Our new research shows deep body fat wrapped around the heart can release dangerous molecules, potentially leading to atrial fibrillation.
Many of us don't get an adequate amount of nutrients.
Governments often blame citizens for social outcomes which are the result of their own policies.
Cardiovascular risk factors like diabetes and hypertension are preventable or relatively easy to treat with inexpensive medication.
Public health education campaigns disregard economic factors.
We've discovered a new protein produced by the liver, and found it helps control blood sugar levels in mice. This could revolutionise the way we treat type 2 diabetes in the future.
Abnormal functioning of the immune system is what characterises severe COVID, and can be driven by diabetes, obesity, sex and age.

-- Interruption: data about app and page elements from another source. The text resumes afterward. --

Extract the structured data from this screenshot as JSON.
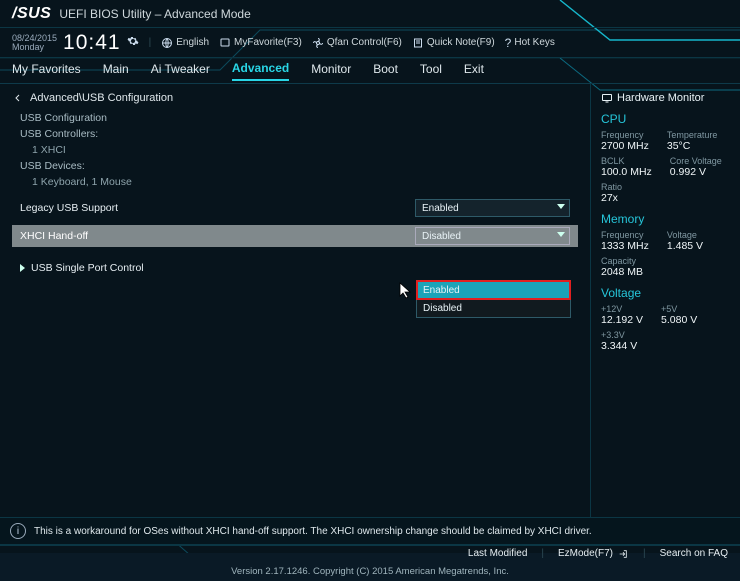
{
  "logo": "/SUS",
  "title": "UEFI BIOS Utility – Advanced Mode",
  "date": "08/24/2015",
  "day": "Monday",
  "time": "10:41",
  "toolbar": {
    "language": "English",
    "fav": "MyFavorite(F3)",
    "qfan": "Qfan Control(F6)",
    "quick": "Quick Note(F9)",
    "hot": "Hot Keys"
  },
  "tabs": [
    "My Favorites",
    "Main",
    "Ai Tweaker",
    "Advanced",
    "Monitor",
    "Boot",
    "Tool",
    "Exit"
  ],
  "active_tab": 3,
  "breadcrumb": "Advanced\\USB Configuration",
  "sections": {
    "usb_cfg": "USB Configuration",
    "usb_ctrl": "USB Controllers:",
    "xhci_count": "1 XHCI",
    "usb_dev": "USB Devices:",
    "devs": "1 Keyboard, 1 Mouse"
  },
  "rows": {
    "legacy": {
      "label": "Legacy USB Support",
      "value": "Enabled"
    },
    "xhci": {
      "label": "XHCI Hand-off",
      "value": "Disabled",
      "options": [
        "Enabled",
        "Disabled"
      ]
    },
    "single": {
      "label": "USB Single Port Control"
    }
  },
  "help": "This is a workaround for OSes without XHCI hand-off support. The XHCI ownership change should be claimed by XHCI driver.",
  "hw": {
    "title": "Hardware Monitor",
    "cpu": {
      "heading": "CPU",
      "freq_k": "Frequency",
      "freq_v": "2700 MHz",
      "temp_k": "Temperature",
      "temp_v": "35°C",
      "bclk_k": "BCLK",
      "bclk_v": "100.0 MHz",
      "cv_k": "Core Voltage",
      "cv_v": "0.992 V",
      "ratio_k": "Ratio",
      "ratio_v": "27x"
    },
    "mem": {
      "heading": "Memory",
      "freq_k": "Frequency",
      "freq_v": "1333 MHz",
      "volt_k": "Voltage",
      "volt_v": "1.485 V",
      "cap_k": "Capacity",
      "cap_v": "2048 MB"
    },
    "volt": {
      "heading": "Voltage",
      "p12_k": "+12V",
      "p12_v": "12.192 V",
      "p5_k": "+5V",
      "p5_v": "5.080 V",
      "p33_k": "+3.3V",
      "p33_v": "3.344 V"
    }
  },
  "footer": {
    "last": "Last Modified",
    "ez": "EzMode(F7)",
    "search": "Search on FAQ",
    "ver": "Version 2.17.1246. Copyright (C) 2015 American Megatrends, Inc."
  }
}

The food and beverage industry is increasingly involved in the policymaking process.
New Canadian clinical practice guidelines for obesity aim to help reduce the prevalence and impact of weight bias and stigma in clinical care, and also encourage the public to advocate for change.
The most effective strategy for reducing obesity will be tailored to each individual.
The human body is built to adapt to the sudden stress of overeating.
The food industry's tactics are designed to reduce the likelihood of the government adopting global recommendations to tackle obesity.
BMI categories don't give us a full picture of a person's health risk.
But the taxes have to be well-designed to avoid being overly regressive and targeting the poor.
South Africa faces high levels of noncommunicable diseases such as diabetes and hypertension. The NHI is likely to battle to cope with treating large numbers of sick people.
In mice, we found that drugs developed to treat Alzheimer’s Disease could be re-purposed to prevent, or even reverse, the blood vessel damage caused by obesity and type 2 diabetes.
The disease is more severe in people with obesity, diabetes and hypertension — all conditions linked to changes in the gut microbiome.
There is no perfect diet that works for everyone.
Two thirds of South African women are overweight or obese and their babies are three times more likely to become obese themselves.
When two or more epidemics co-exist and compound one another to worsen health, they are said to be syndemic. COVID-19 is feeding on other crises and diseases.